GOAL OF THE EXERCISE.
Write out all of the entries exactly as given.

Stored data.
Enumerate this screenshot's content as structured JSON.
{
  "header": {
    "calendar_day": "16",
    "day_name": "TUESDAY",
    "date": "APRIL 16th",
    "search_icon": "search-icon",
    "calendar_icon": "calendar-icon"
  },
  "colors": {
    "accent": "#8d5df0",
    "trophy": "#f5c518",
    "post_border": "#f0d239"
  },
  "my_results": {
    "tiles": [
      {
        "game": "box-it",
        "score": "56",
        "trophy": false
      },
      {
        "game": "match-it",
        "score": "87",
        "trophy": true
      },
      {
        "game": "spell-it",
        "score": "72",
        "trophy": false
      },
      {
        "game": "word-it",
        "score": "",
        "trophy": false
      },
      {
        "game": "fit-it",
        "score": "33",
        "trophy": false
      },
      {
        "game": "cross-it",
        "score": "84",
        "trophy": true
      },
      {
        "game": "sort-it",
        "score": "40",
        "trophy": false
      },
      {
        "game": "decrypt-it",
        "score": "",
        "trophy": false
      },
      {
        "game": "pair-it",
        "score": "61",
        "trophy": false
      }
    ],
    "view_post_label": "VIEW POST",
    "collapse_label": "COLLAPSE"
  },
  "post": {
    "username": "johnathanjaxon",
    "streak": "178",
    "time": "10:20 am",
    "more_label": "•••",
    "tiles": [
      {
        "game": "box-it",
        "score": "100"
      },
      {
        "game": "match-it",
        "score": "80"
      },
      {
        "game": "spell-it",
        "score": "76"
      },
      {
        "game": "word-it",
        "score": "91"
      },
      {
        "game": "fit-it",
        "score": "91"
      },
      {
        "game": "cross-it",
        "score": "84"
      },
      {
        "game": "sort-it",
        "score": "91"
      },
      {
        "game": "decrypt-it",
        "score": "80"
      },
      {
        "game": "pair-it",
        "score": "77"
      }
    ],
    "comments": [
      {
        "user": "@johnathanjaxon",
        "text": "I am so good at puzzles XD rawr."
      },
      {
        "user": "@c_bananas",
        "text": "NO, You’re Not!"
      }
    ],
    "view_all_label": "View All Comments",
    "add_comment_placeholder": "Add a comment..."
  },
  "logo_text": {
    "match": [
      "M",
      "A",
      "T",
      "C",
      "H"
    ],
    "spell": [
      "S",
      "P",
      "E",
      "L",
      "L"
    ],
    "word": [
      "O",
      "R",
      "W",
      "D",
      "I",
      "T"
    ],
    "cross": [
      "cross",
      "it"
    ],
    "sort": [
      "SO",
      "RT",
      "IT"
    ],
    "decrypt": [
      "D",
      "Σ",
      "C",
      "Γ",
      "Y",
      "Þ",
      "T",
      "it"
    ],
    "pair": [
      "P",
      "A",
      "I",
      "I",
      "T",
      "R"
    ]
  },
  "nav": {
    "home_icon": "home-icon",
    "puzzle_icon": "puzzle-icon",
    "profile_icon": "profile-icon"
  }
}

TASK RESPONSE.
Enumerate this screenshot's content as structured JSON.
{
  "header": {
    "calendar_day": "16",
    "day_name": "TUESDAY",
    "date": "APRIL 16th",
    "search_icon": "search-icon",
    "calendar_icon": "calendar-icon"
  },
  "colors": {
    "accent": "#8d5df0",
    "trophy": "#f5c518",
    "post_border": "#f0d239"
  },
  "my_results": {
    "tiles": [
      {
        "game": "box-it",
        "score": "56",
        "trophy": false
      },
      {
        "game": "match-it",
        "score": "87",
        "trophy": true
      },
      {
        "game": "spell-it",
        "score": "72",
        "trophy": false
      },
      {
        "game": "word-it",
        "score": "",
        "trophy": false
      },
      {
        "game": "fit-it",
        "score": "33",
        "trophy": false
      },
      {
        "game": "cross-it",
        "score": "84",
        "trophy": true
      },
      {
        "game": "sort-it",
        "score": "40",
        "trophy": false
      },
      {
        "game": "decrypt-it",
        "score": "",
        "trophy": false
      },
      {
        "game": "pair-it",
        "score": "61",
        "trophy": false
      }
    ],
    "view_post_label": "VIEW POST",
    "collapse_label": "COLLAPSE"
  },
  "post": {
    "username": "johnathanjaxon",
    "streak": "178",
    "time": "10:20 am",
    "more_label": "•••",
    "tiles": [
      {
        "game": "box-it",
        "score": "100"
      },
      {
        "game": "match-it",
        "score": "80"
      },
      {
        "game": "spell-it",
        "score": "76"
      },
      {
        "game": "word-it",
        "score": "91"
      },
      {
        "game": "fit-it",
        "score": "91"
      },
      {
        "game": "cross-it",
        "score": "84"
      },
      {
        "game": "sort-it",
        "score": "91"
      },
      {
        "game": "decrypt-it",
        "score": "80"
      },
      {
        "game": "pair-it",
        "score": "77"
      }
    ],
    "comments": [
      {
        "user": "@johnathanjaxon",
        "text": "I am so good at puzzles XD rawr."
      },
      {
        "user": "@c_bananas",
        "text": "NO, You’re Not!"
      }
    ],
    "view_all_label": "View All Comments",
    "add_comment_placeholder": "Add a comment..."
  },
  "logo_text": {
    "match": [
      "M",
      "A",
      "T",
      "C",
      "H"
    ],
    "spell": [
      "S",
      "P",
      "E",
      "L",
      "L"
    ],
    "word": [
      "O",
      "R",
      "W",
      "D",
      "I",
      "T"
    ],
    "cross": [
      "cross",
      "it"
    ],
    "sort": [
      "SO",
      "RT",
      "IT"
    ],
    "decrypt": [
      "D",
      "Σ",
      "C",
      "Γ",
      "Y",
      "Þ",
      "T",
      "it"
    ],
    "pair": [
      "P",
      "A",
      "I",
      "I",
      "T",
      "R"
    ]
  },
  "nav": {
    "home_icon": "home-icon",
    "puzzle_icon": "puzzle-icon",
    "profile_icon": "profile-icon"
  }
}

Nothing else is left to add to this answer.